The popular story of how low-carb diets work goes something like this: Reducing your carbohydrate...
Let me introduce myself. My name is Mark Sisson. I’m 63 years young. I live and work in Malibu, California. In a past life I was a professional marathoner and triathlete. Now my life goal is to help 100 million people get healthy. I started this blog in 2006 to empower people to take full responsibility for their own health and enjoyment of life by investigating, discussing, and critically rethinking everything we’ve assumed to be true about health and wellness...Tell Me More
For today’s edition of Dear Mark, I’m answering 11 questions. I answer questions about nutrient deficiencies and tremors, breastfeeding on the 21-Day Primal Blueprint Challenge, cheating without apparent consequences, sun exposure without vitamin D, maintaining insulin sensitivity, going high protein, recovering from a labral tear, going 90/10 vs. 80/20, black beans vs. potatoes, why I chose to live in Malibu, and recovering minerals lost to glycogen depletion.
People frequently wax sentimental for what they call “simpler” days—presumably times when the rules were fewer and clearer, when choices weren’t so overwhelming, when demands were less and common sense was more prevalent. Eating, of course, is no exception to this. If you listen to the dominant voices in the social-media-marketing-medical culture, it’s enough to ruin your dinner and make you feel guilty for skipping breakfast (Don’t buy the guilt trip). We’re fed contradictory studies, warned of the latest threats lurking in our food supply, told every bite squashes the life out of another ecosystem, and led through fluorescent-lit warehouses filled with more food options and label claims than one person should ever be reasonably expected to handle. It’s exhausting, frustrating and on certain days defeating. So what’s a reasonable approach in an age when anxiety too often overtakes enjoyment of eating?
We’ve heard it a million times: “Eat a well-balanced diet with everything in moderation.” After all these decades of clear failure, it’s a hazy cliché still delivered by physicians, dietitians and nutritional “experts” with earnest assurance. The same goes for exercise and stress. Moderate amounts of stress are okay, moderate cardiovascular work is good, etc. We accept the concept of moderation so readily, I think, because it sounds so rational and simple. If we follow common sense, moderation suggests, we’ll be fine. But if it were that easy, most people would be healthy—and statistics on the rising rates of obesity and chronic illness tell us otherwise. So what’s the problem?
Most of us go Primal to solve problems created by Conventional Wisdom. The importance of whole grains and daily cardio, the dangers of dietary fat and animal protein, the primacy of carbohydrates for “energy,”—these untruths are promulgated so widely and fail so conclusively that you can’t help but look to the people saying the opposite for direction. That’s where we come in. Most of us go Primal to solve problems created by conventional dietary and lifestyle recommendations. Often these solutions involve doing the opposite of what the authorities are telling us. For the most part, it works.

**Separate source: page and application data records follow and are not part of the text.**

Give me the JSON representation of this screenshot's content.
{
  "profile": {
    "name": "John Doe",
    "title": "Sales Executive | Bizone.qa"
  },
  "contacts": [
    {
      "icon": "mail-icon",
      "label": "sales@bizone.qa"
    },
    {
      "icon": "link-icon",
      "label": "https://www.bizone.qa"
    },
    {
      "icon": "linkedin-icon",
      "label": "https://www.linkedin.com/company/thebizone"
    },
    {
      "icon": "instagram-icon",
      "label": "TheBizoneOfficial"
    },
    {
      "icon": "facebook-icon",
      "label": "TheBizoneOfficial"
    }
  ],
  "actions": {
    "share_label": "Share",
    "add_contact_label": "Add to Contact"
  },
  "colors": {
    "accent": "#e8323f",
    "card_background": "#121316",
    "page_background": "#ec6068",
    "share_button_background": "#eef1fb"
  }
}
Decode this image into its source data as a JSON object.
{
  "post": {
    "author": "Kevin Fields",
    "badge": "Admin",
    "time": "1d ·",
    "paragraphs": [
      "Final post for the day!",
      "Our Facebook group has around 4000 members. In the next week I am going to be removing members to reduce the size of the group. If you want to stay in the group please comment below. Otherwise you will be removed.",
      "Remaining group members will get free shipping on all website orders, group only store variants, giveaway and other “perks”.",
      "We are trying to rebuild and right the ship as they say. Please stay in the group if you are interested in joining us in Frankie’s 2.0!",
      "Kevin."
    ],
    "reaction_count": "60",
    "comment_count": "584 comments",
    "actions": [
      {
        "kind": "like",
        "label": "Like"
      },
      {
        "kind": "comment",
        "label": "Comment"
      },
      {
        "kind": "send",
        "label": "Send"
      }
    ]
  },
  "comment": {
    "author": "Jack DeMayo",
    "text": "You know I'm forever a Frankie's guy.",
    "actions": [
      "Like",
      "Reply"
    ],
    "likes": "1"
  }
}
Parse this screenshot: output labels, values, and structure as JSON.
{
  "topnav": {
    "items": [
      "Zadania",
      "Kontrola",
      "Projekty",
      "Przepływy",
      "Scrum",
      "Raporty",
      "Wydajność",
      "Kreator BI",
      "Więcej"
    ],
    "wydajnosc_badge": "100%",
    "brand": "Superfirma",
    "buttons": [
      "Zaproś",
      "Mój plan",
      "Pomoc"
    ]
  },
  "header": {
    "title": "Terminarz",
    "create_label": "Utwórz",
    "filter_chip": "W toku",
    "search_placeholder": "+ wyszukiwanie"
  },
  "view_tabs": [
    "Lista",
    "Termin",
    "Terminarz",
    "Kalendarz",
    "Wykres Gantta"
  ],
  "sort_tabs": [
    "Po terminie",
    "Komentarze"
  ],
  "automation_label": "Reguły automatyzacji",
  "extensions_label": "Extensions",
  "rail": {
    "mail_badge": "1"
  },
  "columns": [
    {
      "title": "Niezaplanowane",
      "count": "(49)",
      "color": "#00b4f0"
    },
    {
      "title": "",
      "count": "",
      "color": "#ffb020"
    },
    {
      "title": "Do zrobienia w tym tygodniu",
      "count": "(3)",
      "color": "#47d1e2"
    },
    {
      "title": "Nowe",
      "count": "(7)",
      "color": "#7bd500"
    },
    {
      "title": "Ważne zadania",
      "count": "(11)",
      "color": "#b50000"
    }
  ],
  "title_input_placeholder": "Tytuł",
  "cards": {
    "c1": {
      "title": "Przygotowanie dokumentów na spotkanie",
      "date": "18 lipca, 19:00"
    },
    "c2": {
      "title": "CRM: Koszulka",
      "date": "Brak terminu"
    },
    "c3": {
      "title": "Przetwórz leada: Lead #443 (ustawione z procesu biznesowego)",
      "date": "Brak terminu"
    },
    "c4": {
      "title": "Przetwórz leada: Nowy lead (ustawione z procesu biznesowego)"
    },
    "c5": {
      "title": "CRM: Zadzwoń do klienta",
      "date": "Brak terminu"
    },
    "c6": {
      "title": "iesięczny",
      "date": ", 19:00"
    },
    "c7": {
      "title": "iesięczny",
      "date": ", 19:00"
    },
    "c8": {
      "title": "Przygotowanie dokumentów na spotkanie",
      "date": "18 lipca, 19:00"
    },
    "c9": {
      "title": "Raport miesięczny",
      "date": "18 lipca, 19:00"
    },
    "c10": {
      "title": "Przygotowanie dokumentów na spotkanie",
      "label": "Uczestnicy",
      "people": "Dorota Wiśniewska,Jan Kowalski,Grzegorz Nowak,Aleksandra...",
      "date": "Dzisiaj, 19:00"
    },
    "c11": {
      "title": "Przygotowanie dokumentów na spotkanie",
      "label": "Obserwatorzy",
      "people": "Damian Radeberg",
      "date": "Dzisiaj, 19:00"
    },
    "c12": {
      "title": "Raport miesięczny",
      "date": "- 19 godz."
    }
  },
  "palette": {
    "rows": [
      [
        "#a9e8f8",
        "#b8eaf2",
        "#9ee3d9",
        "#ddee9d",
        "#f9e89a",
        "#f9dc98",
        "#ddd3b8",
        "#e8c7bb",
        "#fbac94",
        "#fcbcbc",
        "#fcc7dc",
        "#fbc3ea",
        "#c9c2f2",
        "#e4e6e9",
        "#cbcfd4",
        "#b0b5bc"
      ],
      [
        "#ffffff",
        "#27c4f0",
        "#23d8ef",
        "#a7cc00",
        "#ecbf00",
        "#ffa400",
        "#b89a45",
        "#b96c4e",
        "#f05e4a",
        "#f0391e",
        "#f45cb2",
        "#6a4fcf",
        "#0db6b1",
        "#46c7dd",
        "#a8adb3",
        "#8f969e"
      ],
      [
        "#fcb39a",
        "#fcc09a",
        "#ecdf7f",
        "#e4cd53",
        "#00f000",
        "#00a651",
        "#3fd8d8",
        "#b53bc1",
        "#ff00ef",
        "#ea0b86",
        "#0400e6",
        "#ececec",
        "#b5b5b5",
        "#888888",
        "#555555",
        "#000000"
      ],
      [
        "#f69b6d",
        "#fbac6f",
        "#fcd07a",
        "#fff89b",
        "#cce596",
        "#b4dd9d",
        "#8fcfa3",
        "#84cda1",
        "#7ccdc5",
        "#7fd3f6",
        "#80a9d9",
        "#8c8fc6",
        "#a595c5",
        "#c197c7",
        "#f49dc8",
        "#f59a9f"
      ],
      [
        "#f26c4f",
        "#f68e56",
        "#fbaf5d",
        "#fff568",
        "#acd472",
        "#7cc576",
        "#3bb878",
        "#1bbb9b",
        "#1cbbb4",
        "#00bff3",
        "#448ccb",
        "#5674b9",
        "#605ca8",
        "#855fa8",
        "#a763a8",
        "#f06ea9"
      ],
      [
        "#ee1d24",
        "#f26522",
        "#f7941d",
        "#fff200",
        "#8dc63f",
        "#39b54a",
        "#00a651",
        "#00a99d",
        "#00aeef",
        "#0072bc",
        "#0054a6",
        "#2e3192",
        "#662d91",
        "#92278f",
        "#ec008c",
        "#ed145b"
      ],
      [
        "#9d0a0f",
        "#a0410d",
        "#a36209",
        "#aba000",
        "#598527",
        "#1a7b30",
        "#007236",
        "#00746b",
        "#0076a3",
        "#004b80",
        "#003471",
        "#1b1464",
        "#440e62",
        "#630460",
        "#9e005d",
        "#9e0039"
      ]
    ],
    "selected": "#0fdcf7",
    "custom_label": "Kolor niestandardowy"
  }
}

Sometimes eschewing conventional advice goes too far, though. Sometimes we make serious blunders in our pursuit of Primal perfection.
Are we shortchanging ourselves by complete elimination of potentially allergenic or sensitizing foods like wheat, peanuts, or dairy? Do we become even more sensitive to “bad” foods by avoiding them entirely? This question stems from two things I recently encountered. The first was a recent rewatcing of The Princess Bride. The second was the recent peanut allergy study.
If you haven’t watched The Princess Bride yet, go do it (the book is also good) because a small spoiler is coming. The hero Wesley spikes the wine he and the villain Vizzini are sharing with iocane powder, a fictitious ultra-lethal poison that kills instantly. But because Wesley has spent the last several years ingesting incrementally-larger doses of the poison, he has complete resistance to its effects. Both men drink. Only Vizzini dies. What else can this apply to? I wondered.
Being a Primal lifer is nice. You get to pat the heads and tousle the hair of precious newbies who just learned the words “lectin” and “phytate” and can’t stop talking about it. Navigating your local farmer’s market is a breeze, and you’re such a regular that you can show up half an hour past closing and still get the choicest produce. But there are other benefits, too. Bits of wisdom that you glean over time, and that can only come from years of adherence. Today, I’m going to discuss the five biggest ones.
Newbies: don’t expect to use these as a guide for your own immediate existence. These aren’t necessarily suggestions. Much of what long term Primal adherents learn about their bodies and their lifestyles requires that they put in the time to learn the things directly. You can read about it, but don’t be dismayed if you’re unable able to implement or integrate them immediately.